### [TASK BRIEF]
Copy out the full listing exactly, omitting any picture it contains.

━━━━━━

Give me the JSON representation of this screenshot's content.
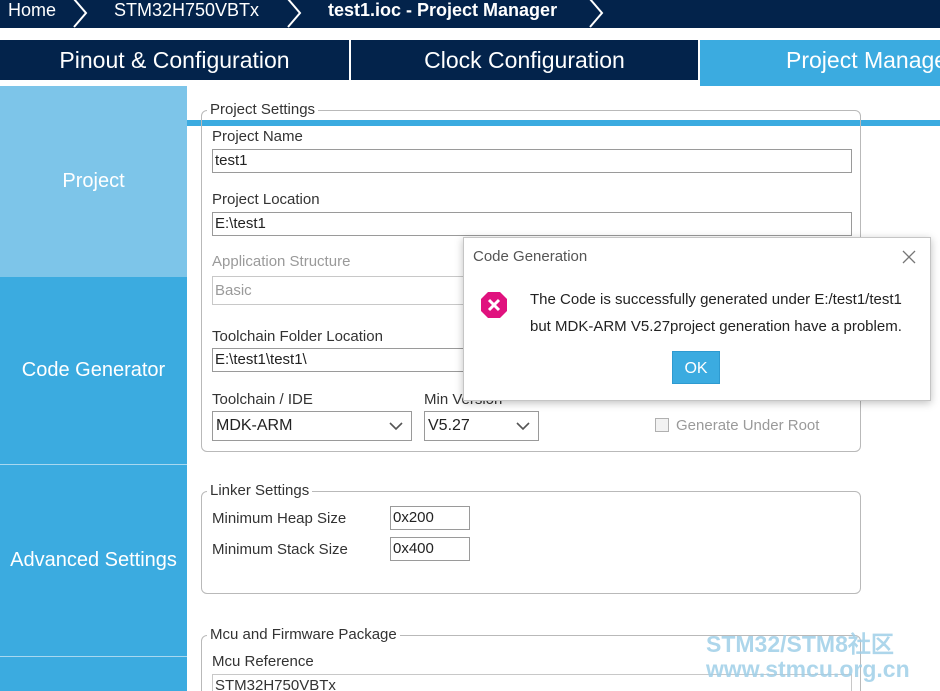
{
  "breadcrumb": {
    "home": "Home",
    "device": "STM32H750VBTx",
    "project": "test1.ioc - Project Manager"
  },
  "tabs": [
    {
      "label": "Pinout & Configuration"
    },
    {
      "label": "Clock Configuration"
    },
    {
      "label": "Project Manager"
    }
  ],
  "sidebar": {
    "items": [
      {
        "label": "Project"
      },
      {
        "label": "Code Generator"
      },
      {
        "label": "Advanced Settings"
      }
    ]
  },
  "project_settings": {
    "legend": "Project Settings",
    "project_name_label": "Project Name",
    "project_name_value": "test1",
    "project_location_label": "Project Location",
    "project_location_value": "E:\\test1",
    "app_structure_label": "Application Structure",
    "app_structure_value": "Basic",
    "toolchain_folder_label": "Toolchain Folder Location",
    "toolchain_folder_value": "E:\\test1\\test1\\",
    "toolchain_ide_label": "Toolchain / IDE",
    "toolchain_ide_value": "MDK-ARM",
    "min_version_label": "Min Version",
    "min_version_value": "V5.27",
    "generate_under_root_label": "Generate Under Root"
  },
  "linker_settings": {
    "legend": "Linker Settings",
    "heap_label": "Minimum Heap Size",
    "heap_value": "0x200",
    "stack_label": "Minimum Stack Size",
    "stack_value": "0x400"
  },
  "mcu_package": {
    "legend": "Mcu and Firmware Package",
    "mcu_reference_label": "Mcu Reference",
    "mcu_reference_value": "STM32H750VBTx"
  },
  "dialog": {
    "title": "Code Generation",
    "message_line1": "The Code is successfully generated under E:/test1/test1",
    "message_line2": "but MDK-ARM V5.27project generation have a problem.",
    "ok_label": "OK",
    "icon": "error-icon"
  },
  "watermark": {
    "line1": "STM32/STM8社区",
    "line2": "www.stmcu.org.cn"
  },
  "colors": {
    "navy": "#03234b",
    "accent": "#3babe0",
    "sidebar_active": "#7dc5e9",
    "error": "#e0127e"
  }
}
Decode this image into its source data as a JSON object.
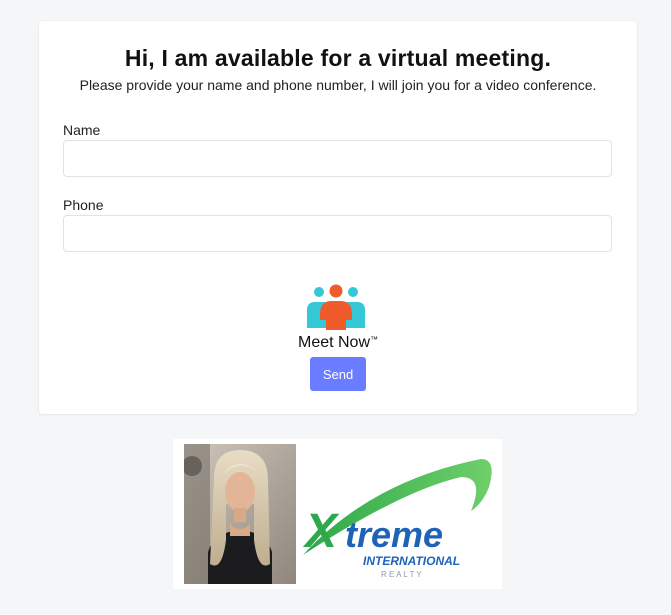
{
  "form": {
    "title": "Hi, I am available for a virtual meeting.",
    "subtitle": "Please provide your name and phone number, I will join you for a video conference.",
    "name_label": "Name",
    "name_value": "",
    "phone_label": "Phone",
    "phone_value": "",
    "meet_label": "Meet Now",
    "meet_tm": "™",
    "send_label": "Send"
  },
  "banner": {
    "logo_word": "treme",
    "logo_initial": "X",
    "logo_line2": "INTERNATIONAL",
    "logo_line3": "R E A L T Y"
  },
  "colors": {
    "accent": "#6a7cff",
    "page_bg": "#f5f6f8",
    "icon_orange": "#ef5b2b",
    "icon_teal": "#35c8d6",
    "logo_green": "#2ea84a",
    "logo_blue": "#1e63b8"
  }
}
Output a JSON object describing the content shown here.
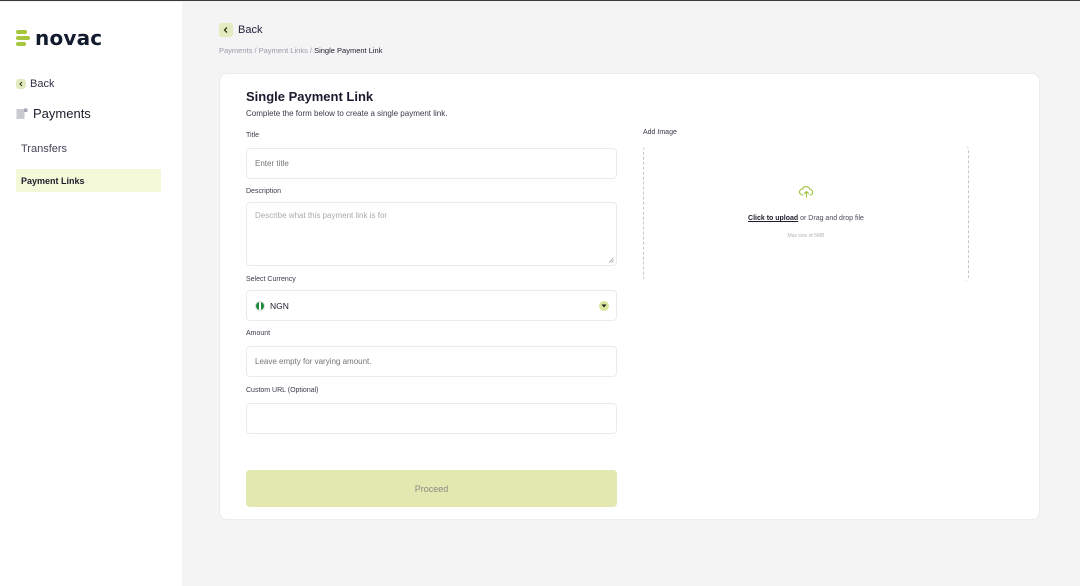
{
  "brand": {
    "name": "novac",
    "accent": "#a6c63c"
  },
  "sidebar": {
    "back_label": "Back",
    "section_title": "Payments",
    "items": [
      {
        "label": "Transfers",
        "active": false
      },
      {
        "label": "Payment Links",
        "active": true
      }
    ]
  },
  "header": {
    "back_label": "Back",
    "breadcrumb": [
      "Payments",
      "Payment Links",
      "Single Payment Link"
    ],
    "breadcrumb_sep": " / "
  },
  "form": {
    "title": "Single Payment Link",
    "subtitle": "Complete the form below to create a single payment link.",
    "title_field": {
      "label": "Title",
      "placeholder": "Enter title",
      "value": ""
    },
    "description_field": {
      "label": "Description",
      "placeholder": "Describe what this payment link is for",
      "value": ""
    },
    "currency_field": {
      "label": "Select Currency",
      "value": "NGN",
      "flag_icon": "nigeria-flag-icon"
    },
    "amount_field": {
      "label": "Amount",
      "placeholder": "Leave empty for varying amount.",
      "value": ""
    },
    "custom_url_field": {
      "label": "Custom URL (Optional)",
      "placeholder": "",
      "value": ""
    },
    "proceed_label": "Proceed"
  },
  "image_upload": {
    "label": "Add Image",
    "upload_link": "Click to upload",
    "upload_rest": "or Drag and drop file",
    "hint": "Max size of 5MB",
    "icon": "cloud-upload-icon"
  }
}
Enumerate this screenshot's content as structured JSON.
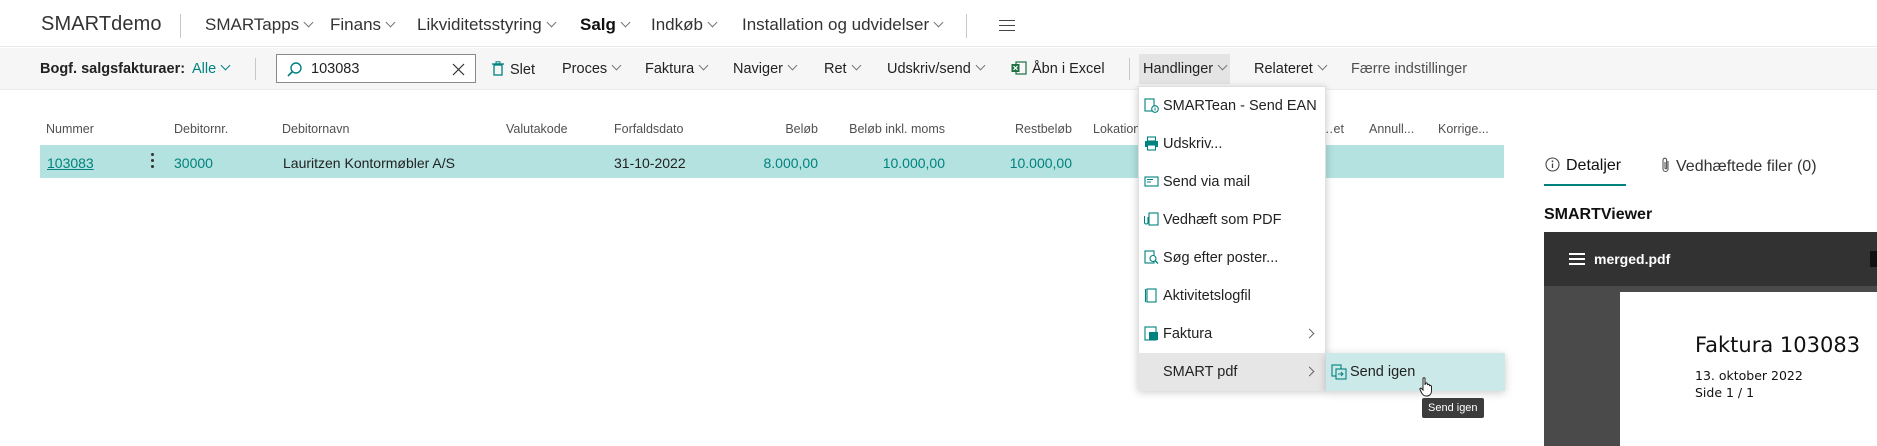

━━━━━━

### [WRITTEN ANSWER]
Give me the JSON representation of this screenshot's content.
{
  "breadcrumb": {
    "home": "Home",
    "device": "STM32H750VBTx",
    "project": "test1.ioc - Project Manager"
  },
  "tabs": [
    {
      "label": "Pinout & Configuration"
    },
    {
      "label": "Clock Configuration"
    },
    {
      "label": "Project Manager"
    }
  ],
  "sidebar": {
    "items": [
      {
        "label": "Project"
      },
      {
        "label": "Code Generator"
      },
      {
        "label": "Advanced Settings"
      }
    ]
  },
  "project_settings": {
    "legend": "Project Settings",
    "project_name_label": "Project Name",
    "project_name_value": "test1",
    "project_location_label": "Project Location",
    "project_location_value": "E:\\test1",
    "app_structure_label": "Application Structure",
    "app_structure_value": "Basic",
    "toolchain_folder_label": "Toolchain Folder Location",
    "toolchain_folder_value": "E:\\test1\\test1\\",
    "toolchain_ide_label": "Toolchain / IDE",
    "toolchain_ide_value": "MDK-ARM",
    "min_version_label": "Min Version",
    "min_version_value": "V5.27",
    "generate_under_root_label": "Generate Under Root"
  },
  "linker_settings": {
    "legend": "Linker Settings",
    "heap_label": "Minimum Heap Size",
    "heap_value": "0x200",
    "stack_label": "Minimum Stack Size",
    "stack_value": "0x400"
  },
  "mcu_package": {
    "legend": "Mcu and Firmware Package",
    "mcu_reference_label": "Mcu Reference",
    "mcu_reference_value": "STM32H750VBTx"
  },
  "dialog": {
    "title": "Code Generation",
    "message_line1": "The Code is successfully generated under E:/test1/test1",
    "message_line2": "but MDK-ARM V5.27project generation have a problem.",
    "ok_label": "OK",
    "icon": "error-icon"
  },
  "watermark": {
    "line1": "STM32/STM8社区",
    "line2": "www.stmcu.org.cn"
  },
  "colors": {
    "navy": "#03234b",
    "accent": "#3babe0",
    "sidebar_active": "#7dc5e9",
    "error": "#e0127e"
  }
}
Decode this image into its source data as a JSON object.
{
  "form": {
    "title": "Hi, I am available for a virtual meeting.",
    "subtitle": "Please provide your name and phone number, I will join you for a video conference.",
    "name_label": "Name",
    "name_value": "",
    "phone_label": "Phone",
    "phone_value": "",
    "meet_label": "Meet Now",
    "meet_tm": "™",
    "send_label": "Send"
  },
  "banner": {
    "logo_word": "treme",
    "logo_initial": "X",
    "logo_line2": "INTERNATIONAL",
    "logo_line3": "R E A L T Y"
  },
  "colors": {
    "accent": "#6a7cff",
    "page_bg": "#f5f6f8",
    "icon_orange": "#ef5b2b",
    "icon_teal": "#35c8d6",
    "logo_green": "#2ea84a",
    "logo_blue": "#1e63b8"
  }
}
Output a JSON object describing the content shown here.
{
  "brand": {
    "name": "novac",
    "accent": "#a6c63c"
  },
  "sidebar": {
    "back_label": "Back",
    "section_title": "Payments",
    "items": [
      {
        "label": "Transfers",
        "active": false
      },
      {
        "label": "Payment Links",
        "active": true
      }
    ]
  },
  "header": {
    "back_label": "Back",
    "breadcrumb": [
      "Payments",
      "Payment Links",
      "Single Payment Link"
    ],
    "breadcrumb_sep": " / "
  },
  "form": {
    "title": "Single Payment Link",
    "subtitle": "Complete the form below to create a single payment link.",
    "title_field": {
      "label": "Title",
      "placeholder": "Enter title",
      "value": ""
    },
    "description_field": {
      "label": "Description",
      "placeholder": "Describe what this payment link is for",
      "value": ""
    },
    "currency_field": {
      "label": "Select Currency",
      "value": "NGN",
      "flag_icon": "nigeria-flag-icon"
    },
    "amount_field": {
      "label": "Amount",
      "placeholder": "Leave empty for varying amount.",
      "value": ""
    },
    "custom_url_field": {
      "label": "Custom URL (Optional)",
      "placeholder": "",
      "value": ""
    },
    "proceed_label": "Proceed"
  },
  "image_upload": {
    "label": "Add Image",
    "upload_link": "Click to upload",
    "upload_rest": "or Drag and drop file",
    "hint": "Max size of 5MB",
    "icon": "cloud-upload-icon"
  }
}
Enumerate this screenshot's content as structured JSON.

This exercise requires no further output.